I do not want software debouncing for this specific application.
But I just found something that does something very similar, is hardware based, and is far easier to use : the MC14490
No software, just a shift register. It has pullups, and needs only one capacitor for the integration time on the 6 inputs.
I really fear we are in a X Y problem...
I explain a bit what I am doing (and that works in the lab !) : I remotely control a VFD using MODBUS over RS485. The slaves (for mùachine tools button boxes) run on a 328p (Pro Mini's at the moment), manage the buttons, and one contactor per machine. For many reasons, I have to take into account 2 buttons or more being pressed together. And it is coded. Imagine pressing "stop" and "run" with the "rev" contact active simultaneously. What will happen ? EMI is also a problem.

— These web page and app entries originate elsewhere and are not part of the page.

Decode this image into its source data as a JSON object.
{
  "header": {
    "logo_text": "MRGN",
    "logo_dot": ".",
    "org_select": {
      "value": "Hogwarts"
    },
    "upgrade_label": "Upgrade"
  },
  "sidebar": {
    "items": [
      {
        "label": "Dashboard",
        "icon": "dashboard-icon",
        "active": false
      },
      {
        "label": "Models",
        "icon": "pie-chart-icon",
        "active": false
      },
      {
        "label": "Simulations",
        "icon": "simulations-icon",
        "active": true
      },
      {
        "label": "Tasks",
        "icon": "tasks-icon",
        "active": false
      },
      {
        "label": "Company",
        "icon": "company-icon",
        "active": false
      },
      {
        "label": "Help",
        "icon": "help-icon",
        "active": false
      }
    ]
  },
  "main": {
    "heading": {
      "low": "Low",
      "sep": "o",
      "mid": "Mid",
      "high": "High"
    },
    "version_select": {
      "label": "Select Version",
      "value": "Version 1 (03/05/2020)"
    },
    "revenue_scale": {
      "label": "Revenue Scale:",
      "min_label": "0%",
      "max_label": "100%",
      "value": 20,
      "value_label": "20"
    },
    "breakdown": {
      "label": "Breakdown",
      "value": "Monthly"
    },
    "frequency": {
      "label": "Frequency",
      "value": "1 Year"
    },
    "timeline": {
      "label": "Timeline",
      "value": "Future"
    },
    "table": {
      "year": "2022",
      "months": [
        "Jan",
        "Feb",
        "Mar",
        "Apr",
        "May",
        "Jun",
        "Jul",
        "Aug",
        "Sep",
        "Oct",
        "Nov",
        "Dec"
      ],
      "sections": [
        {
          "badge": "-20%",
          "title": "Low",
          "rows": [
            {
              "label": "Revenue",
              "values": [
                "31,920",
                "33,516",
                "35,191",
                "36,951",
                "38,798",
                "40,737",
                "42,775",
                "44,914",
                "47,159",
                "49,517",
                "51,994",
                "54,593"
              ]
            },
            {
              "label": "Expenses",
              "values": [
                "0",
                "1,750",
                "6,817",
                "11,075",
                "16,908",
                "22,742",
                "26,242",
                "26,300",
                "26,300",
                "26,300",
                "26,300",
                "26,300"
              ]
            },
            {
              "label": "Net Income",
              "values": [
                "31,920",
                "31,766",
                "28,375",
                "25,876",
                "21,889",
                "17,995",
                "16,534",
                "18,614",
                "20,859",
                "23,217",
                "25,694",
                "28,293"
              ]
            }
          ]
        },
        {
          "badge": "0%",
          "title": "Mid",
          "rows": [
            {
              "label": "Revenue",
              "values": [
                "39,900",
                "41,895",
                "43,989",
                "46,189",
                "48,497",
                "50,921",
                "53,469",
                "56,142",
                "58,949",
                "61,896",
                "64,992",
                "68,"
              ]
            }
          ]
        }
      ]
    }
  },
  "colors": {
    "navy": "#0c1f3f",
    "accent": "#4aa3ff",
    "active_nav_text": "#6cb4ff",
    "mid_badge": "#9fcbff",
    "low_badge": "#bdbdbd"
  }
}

The master communicates with the VFD on another MODBUS/RS485 line. (I use DIL8 MAX485's)
This way, I can share one VFD among multiple machine tools : being the only user, with not much room, 15 years ago I made a first system, based on a star topology, but limited to 3 machines ; relay logic only : one cabinet (300mm x 400mm) one VFD, many relays, contactors, a safety module, and a lot of expensive 12 conductors cables... It's been in use for the last 15 years.
But more machines came in the workshop. I made a prototype based on a bus architecture with and industrial PLC. Never installed it, lab only. Still too much copper.
Now, I'm on the 3rd version : bus topology, up to 15 motors, but with MODBUS communications over one cheap Ethernet bus. The advantage is that the VFD being driven by the MODBUS master, the master uploads the optimized setup to the VFD for each and every machine (setups are saved/read to/from an SD card).
You will inderstand that software debouncing is something I want to avoid : the less software, the better it will be : no bugs. Everything has to be as real time and fool proof as possible. Everything that can be done with hardware will be done by hardware. The inputs deboucing is the last thing I have to design before I route and send the GERBER's to the manufacturer. Software is written, debugged, and tested.
Some pictures, as my bad english probably makes things unclear...
pic 1 : version 1, star architecture ; see here (in french...) : Alimentation triphasée pour machines
pic 2 : version 2 (in use for 10+ years), star architecture, the same but much cleaner ! more explanations (in french) here : Alimentation triphasée pour machines - version 2
pic 3 : version 3, never used, bus architecture, PLC based ; explanation (french...) : Alimentation triphasée pour machines - version 3
pic 4 : version 4, in the lab : 2 slaves (machine tools) on the right, 1 master (driving the VFD and the slave) on the left. Master and slaves have to be seen as state machines (poor man's PLCs), and as real time as possible. No useless code for what can be done with hardware.
pic 5 & 6 : a first prototype of the master
pic 7 : a typical command (here on my milling machine) ; uses industrial buttons and switches only
I will never use matrices in such an environment. On the milling machine, you can see two switches. One is for motor reverse, the other one sends a quick stop to the VFD and activates the motor braking system (the pneumatic cylinder you can see on the head). Motor can be reversed, the brake on simultaneously. Or RUN + REVERSE. and so on... Analog keyboard is not an option.
I hope you will understand that a matrix is a NO-NO. Even a digital matrix (except 1x6 or 1x8 obviously). One common for all buttons, and an input for everyone. This is my specifications. MC14490 is my new best friend !
[EDIT] "Then you are a poor engineer. Software de-bouncing is easy and the most effective" : Thank you ! You are probably wright. But you are missing some information about what I was needing. I found it by myself. And if you knox of any serious PLC or FSM that uses software debouncing, please tell me. I will avoid these brands !